If MyanmarWhen Myanmar
The BBC Sport
In November, Dr. Allin-Khan paid a visit to fleeing camp near the Myanmar-Borders. Said she had to voice her "anger and dismay" at Leeds' proclamation, and added that the trip would legitimise the Myanmar government's choice to disregard diplomacy. Amjad Bashir, a member of the regional parliament who worked to protect the Rohingya ethnic group, said the trip was "misguided".
The Leeds United CEO, Angus Kinnear, said the association is "delighted" to be supporting Myanmar's aspirations for popular and top level soccer. Myanmar's administration, which does not grant Rohingya nationality and considers them Bangladeshi illegals, says it is struggling against fighters and has refused to target any civilian.
The UN could help Myanmar collect proof of crime against Rohingya: British ambassador
"There are two ways to do this, one of which is a deportation by the International Criminal Court, the second is for the Myanmar administration to do it itself," Pierce said. Myanmar's United Nations missions did not immediately react to a demand for an opinion on Pierce's proposal.

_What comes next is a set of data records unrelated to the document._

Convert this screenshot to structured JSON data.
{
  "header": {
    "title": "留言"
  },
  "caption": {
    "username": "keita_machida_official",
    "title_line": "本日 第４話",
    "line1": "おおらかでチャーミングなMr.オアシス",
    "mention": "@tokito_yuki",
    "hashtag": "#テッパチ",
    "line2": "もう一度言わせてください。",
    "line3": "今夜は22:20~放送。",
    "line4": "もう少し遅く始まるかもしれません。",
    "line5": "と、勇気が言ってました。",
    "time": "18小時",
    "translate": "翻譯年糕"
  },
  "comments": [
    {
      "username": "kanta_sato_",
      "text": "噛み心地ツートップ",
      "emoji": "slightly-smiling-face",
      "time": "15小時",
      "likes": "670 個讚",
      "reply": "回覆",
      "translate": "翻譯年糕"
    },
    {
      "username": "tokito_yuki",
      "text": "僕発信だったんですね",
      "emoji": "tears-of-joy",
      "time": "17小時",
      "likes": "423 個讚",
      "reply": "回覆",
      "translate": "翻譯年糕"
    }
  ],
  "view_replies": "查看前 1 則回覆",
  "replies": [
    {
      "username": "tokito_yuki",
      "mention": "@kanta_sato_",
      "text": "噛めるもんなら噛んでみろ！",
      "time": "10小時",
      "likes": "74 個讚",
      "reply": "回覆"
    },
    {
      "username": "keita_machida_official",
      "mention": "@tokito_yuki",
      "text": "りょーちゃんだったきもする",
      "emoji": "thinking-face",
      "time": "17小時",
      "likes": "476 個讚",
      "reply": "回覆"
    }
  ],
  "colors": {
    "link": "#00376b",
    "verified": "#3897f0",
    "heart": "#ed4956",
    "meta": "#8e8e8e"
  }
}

Myanmar's de facto head Aung San Suu Kyi promised investigation if reliable proof would be presented, and head of the armed forces Min Aung Hlaing promised at split talks with Security Council envoy in the capitol Naypyitaw on Monday "tough actions" for sexually assaulted the diplomat.
However, Suu Kyi's civil rule has little oversight over the Myanmar army. UNSC members travelled to Rakhine State in Myanmar, where the United Nations and legal groups say that almost 700,000 Rohingya have escaped to Bangladesh since August. Rohingyas insurrectionary assaults on the Rakhine police stations resulted in the Myanmar army outbreak.
The Myanmar Army helicopter that took the UN envoy to North Rakhine saw many of these towns. The Security Council envoy was shown that Myanmar has constructed a Rohingya repatriation centre to accommodate a combined 150 persons per night and a 30,000 returnee throughcamp.
Ambassadors were passing two towns near the concentration camps. The Myanmar Army published a police statement last November rejecting all allegations of rapes and murders by Myanmar's police force. In the meantime, the International Criminal Court (ICC) public attorney has asked him to decide whether he is responsible for the deportation of Rohingyas to Bangladesh, a possible felony against humanitarianism, but Suu Kyi's administration has voiced "grave concern" about this move.
While Bangladesh is a member of the ICC, Myanmar is not, so if the ICC decides that it has no competence, the UN Security Council could bring the Myanmar case to justice. A way the Security Council could help Myanmar could be to appoint a U.N. investigation unit to gather, hold and retain proof, as he did in Iraq last year when investigating actions of the Islamic state that could be considered atrocities.
As an alternative, the United Nations General Assembly could launch an investigation into the most serious Rohingya crime internationally, similar to what the UN has done in Syria. Russia's UN vice-ambassador Dmitry Polyanskiy, however, was cautious because Myanmar said it was ready to address the problem.
Each Council decision would require nine yes' votes and no veto from Russia or China, an associate of Myanmar.